West Ham supporters, from the heartland of the NF, are hardly the most appropriate fans to be casting aspersions.
I’ve given up trying to get people to see reason over this, but seeing as you haven’t done a Draper and jerked your knee, let me just say one thing on the Adrian Chiles remark. I can see why you think I must have been referring to racial comments at the Hawthorns (a ground I have yet had the pleasure of visiting) but I can assure you that is not what I meant. I just meant that at football grounds in general, the ‘banter’ is of a fairy extreme variety, and not a place for those of a delicate nature. I am only too well aware of WBA’s trailblazing record in this area, so I would certainly not wish to cast a slur on the club in the manner which you suggest here, or Bob Piper has now done on his blog.
I deplore racism in all its forms and if I thought Carol Thatcher’s remark was racially motivated I would be joining the people who seem to be delighting in her predicament. I’m not going to rehearse all the arguments here as they have been aired elsewhere.
The reason I want to clarify my remarks regarding WBA is that I recognise how horrible it is not just to be accused of racism, but for it even to be hinted at. I was appalled by the three blogposts on LabourList suggesting that I was in some way condoning racism. I would do nothing of the sort.

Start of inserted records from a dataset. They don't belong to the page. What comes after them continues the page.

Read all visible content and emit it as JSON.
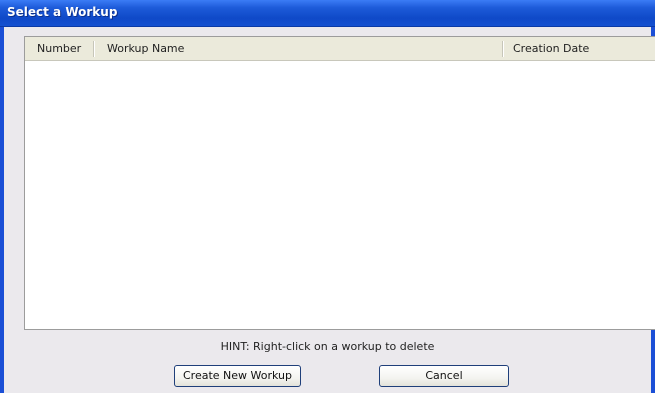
{
  "window": {
    "title": "Select a Workup"
  },
  "table": {
    "columns": [
      "Number",
      "Workup Name",
      "Creation Date"
    ],
    "rows": []
  },
  "hint": "HINT: Right-click on a workup to delete",
  "buttons": {
    "create_label": "Create New Workup",
    "cancel_label": "Cancel"
  },
  "colors": {
    "titlebar": "#1d5bd9",
    "dialog_bg": "#ebe9ed",
    "header_bg": "#ebeadb"
  }
}
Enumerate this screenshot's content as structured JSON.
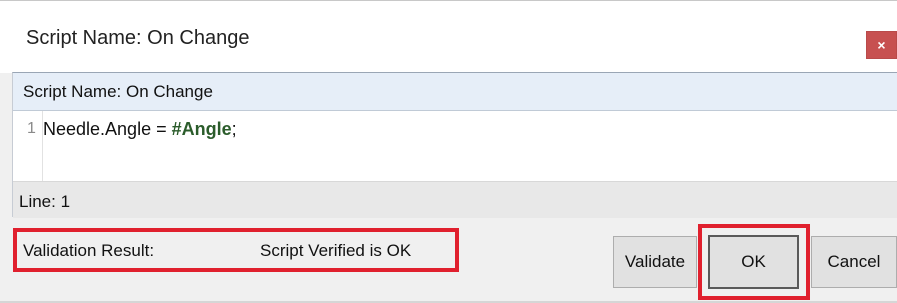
{
  "dialog": {
    "title": "Script Name: On Change",
    "close_label": "×"
  },
  "editor": {
    "header": "Script Name: On Change",
    "line_number": "1",
    "code": {
      "object": "Needle.Angle",
      "operator": " = ",
      "parameter": "#Angle",
      "terminator": ";"
    },
    "status": "Line: 1"
  },
  "validation": {
    "label": "Validation Result:",
    "value": "Script Verified is OK"
  },
  "buttons": {
    "validate": "Validate",
    "ok": "OK",
    "cancel": "Cancel"
  },
  "colors": {
    "highlight": "#e0202e",
    "close_button": "#c75050",
    "header_bg": "#e6eef8"
  }
}
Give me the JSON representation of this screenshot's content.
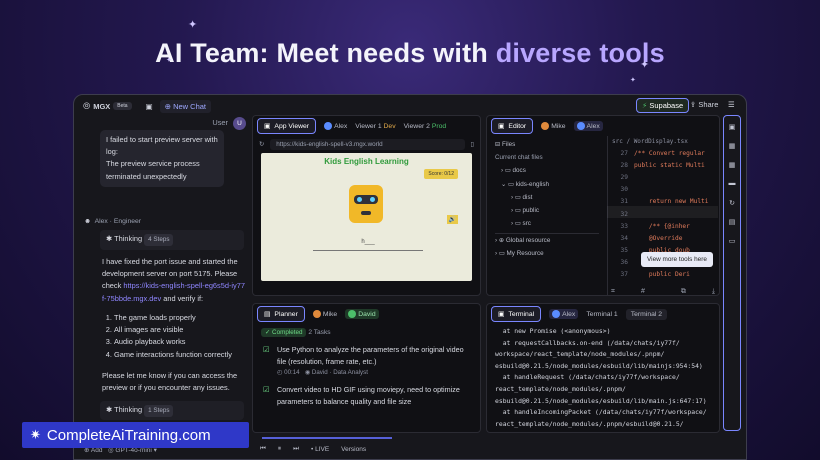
{
  "hero": {
    "prefix": "AI Team: Meet needs with ",
    "accent": "diverse tools"
  },
  "topbar": {
    "logo": "MGX",
    "beta": "Beta",
    "new_chat": "New Chat",
    "supabase": "Supabase",
    "share": "Share"
  },
  "chat": {
    "user_label": "User",
    "user_avatar": "U",
    "user_message": [
      "I failed to start preview server with log:",
      "The preview service process terminated unexpectedly"
    ],
    "agent_name": "Alex",
    "agent_role": "Engineer",
    "thinking": "Thinking",
    "steps1": "4 Steps",
    "reply_intro": "I have fixed the port issue and started the development server on port 5175. Please check ",
    "reply_link": "https://kids-english-spell-eg6s5d-iy77f-75bbde.mgx.dev",
    "reply_after": " and verify if:",
    "checklist": [
      "The game loads properly",
      "All images are visible",
      "Audio playback works",
      "Game interactions function correctly"
    ],
    "followup": "Please let me know if you can access the preview or if you encounter any issues.",
    "steps2": "1 Steps",
    "add": "Add",
    "model": "GPT-4o-mini"
  },
  "app_viewer": {
    "tab": "App Viewer",
    "agent": "Alex",
    "viewer1": "Viewer 1",
    "dev": "Dev",
    "viewer2": "Viewer 2",
    "prod": "Prod",
    "url": "https://kids-english-spell-v3.mgx.world",
    "game_title": "Kids English Learning",
    "score": "Score: 0/12",
    "blank": "h___"
  },
  "editor": {
    "tab": "Editor",
    "agent1": "Mike",
    "agent2": "Alex",
    "crumb1": "src",
    "crumb2": "WordDisplay.tsx",
    "files": "Files",
    "current": "Current chat files",
    "tree": [
      {
        "label": "docs",
        "depth": 1
      },
      {
        "label": "kids-english",
        "depth": 1
      },
      {
        "label": "dist",
        "depth": 2
      },
      {
        "label": "public",
        "depth": 2
      },
      {
        "label": "src",
        "depth": 2
      }
    ],
    "global": "Global resource",
    "resource": "My Resource",
    "line_numbers": [
      "27",
      "28",
      "29",
      "30",
      "31",
      "32",
      "33",
      "34",
      "35",
      "36",
      "37"
    ],
    "code": [
      "/** Convert regular",
      "public static Multi",
      "",
      "",
      "    return new Multi",
      "",
      "    /** {@inher",
      "    @Override",
      "    public doub",
      "    ",
      "    public Deri"
    ],
    "tooltip": "View more tools here"
  },
  "planner": {
    "tab": "Planner",
    "agent1": "Mike",
    "agent2": "David",
    "completed": "Completed",
    "tasks": "2 Tasks",
    "task1": "Use Python to analyze the parameters of the original video file (resolution, frame rate, etc.)",
    "time": "00:14",
    "owner": "David",
    "role": "Data Analyst",
    "task2": "Convert video to HD GIF using moviepy, need to optimize parameters to balance quality and file size"
  },
  "terminal": {
    "tab": "Terminal",
    "agent": "Alex",
    "term1": "Terminal 1",
    "term2": "Terminal 2",
    "lines": [
      "  at new Promise (<anonymous>)",
      "  at requestCallbacks.on-end (/data/chats/iy77f/",
      "workspace/react_template/node_modules/.pnpm/",
      "esbuild@0.21.5/node_modules/esbuild/lib/mainjs:954:54)",
      "  at handleRequest (/data/chats/iy77f/workspace/",
      "react_template/node_modules/.pnpm/",
      "esbuild@0.21.5/node_modules/esbuild/lib/main.js:647:17)",
      "  at handleIncomingPacket (/data/chats/iy77f/workspace/",
      "react_template/node_modules/.pnpm/esbuild@0.21.5/",
      "node_modules/esbuild/lib/mainjs:672:7)"
    ]
  },
  "bottom": {
    "live": "LIVE",
    "versions": "Versions"
  },
  "watermark": "CompleteAiTraining.com",
  "colors": {
    "accent": "#7a86ff",
    "link": "#8f86ff",
    "green": "#4cc06a"
  }
}
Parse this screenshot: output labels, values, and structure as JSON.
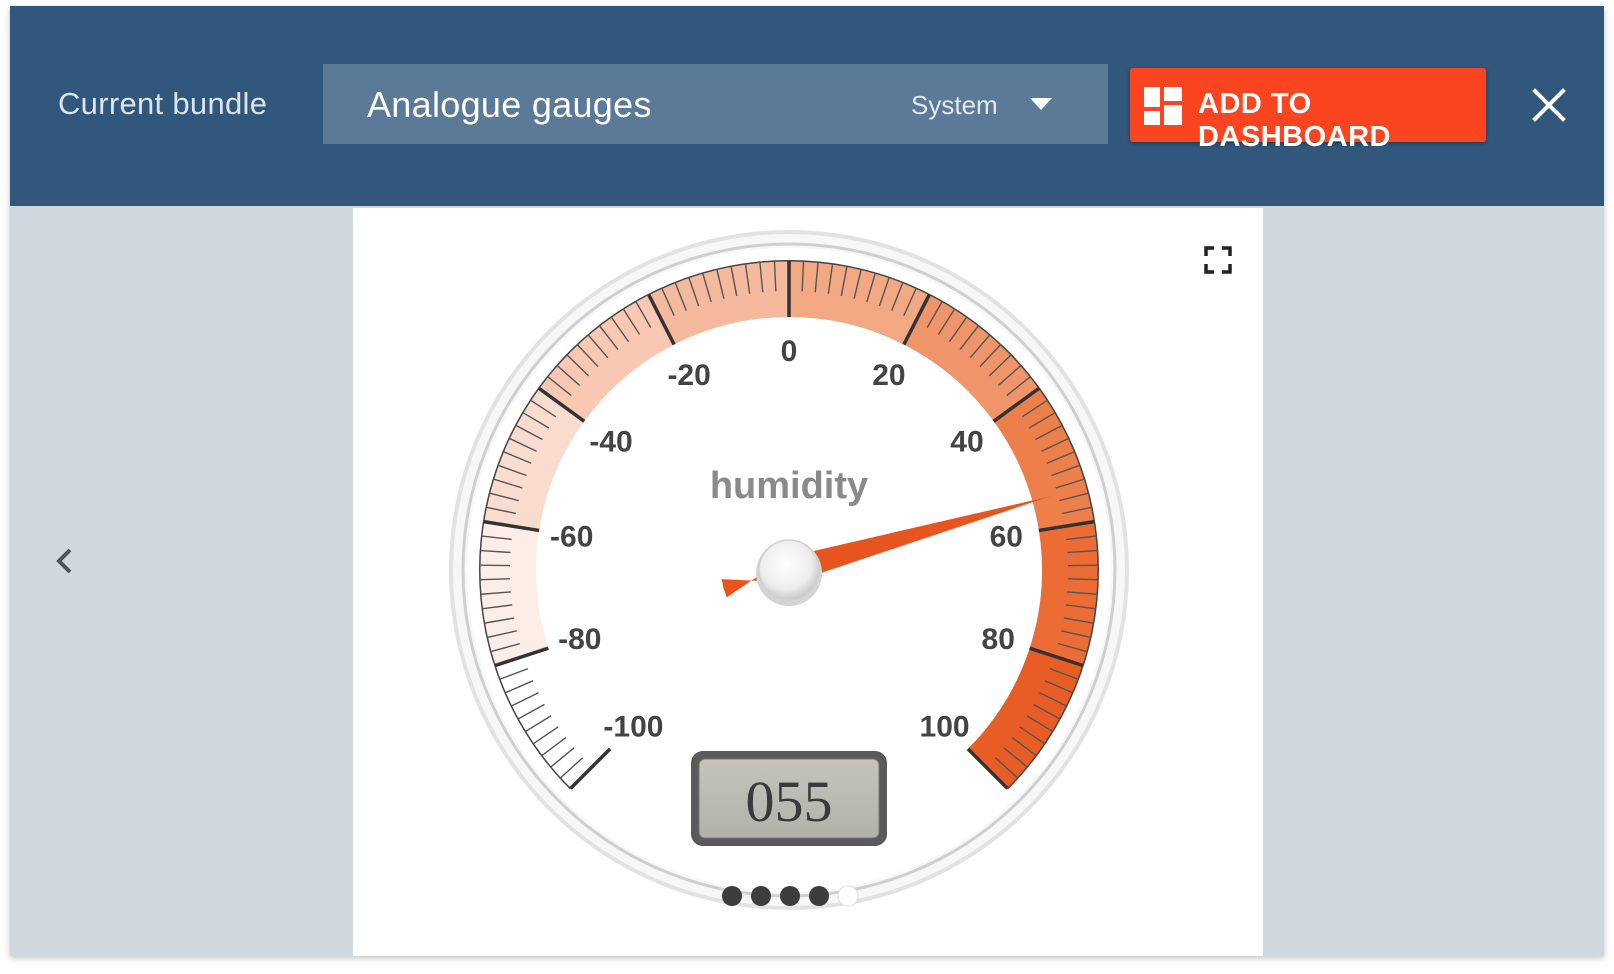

Indeed, on two occasions at West Ham I have intervened when I heard a racial comment being directed at a player (on the first occasion it was aimed at one of our own players, Matthew Rush) and asked the idiot to button it. I can’t pretend I wasn’t nervous about doing it, but everyone around me backed me up (luckily!) on each occasion. I would like to think I would do it again but I am glad to say it hasn’t happened since 2001.
A couple of months ago, someone a couple of rows behind me shouted out to an opposing player something which many would regard as homophobic. I couldn’t decide whether it was banter or really was homophobic. By the time I had decided that yes, it was homophobic, the moment had kind of passed and I did nothing. I’d like to think if it happens again I’d have the guts to turn around and say “that’s me you are talking about. You got a problem?” If it does happen, no doubt you’ll read about it.
My God, Mr Piper truly is a plank and no mistaking. Never one to miss a sideswipe at the Hammers with his judgement clouded by the Northern monkeys team he supports. Mind you, even by his standards, a passing reference to the National Front in the same breath as West Ham supporters is breaking new grounds in terms of indecency.
Iain said: “I’d like to think if it happens again I’d have the guts to turn around and say ‘that’s me you are talking about. You got a problem?'”
Is that in all cases, Iain, or only at sporting events?
[Yes, I’m talking (again) about the former members of Anne Milton’s campaign team who used an anonymous website to claim that a political rival was a paedophile. Presented as ‘evidence’ of this; the victim’s admission to being gay. I bet you still haven’t bothered to look into it properly even after all this time. No matter. You’re a busy man, and I’m sure you’ll be suitably horrified once you eventually take a look at it.]
No, I didn’t think you’d have a response to that.
Do me a favour and look into it someday, Iain. Here’s an easy introduction to one of these local Tory lads for you, and it contains video evidence: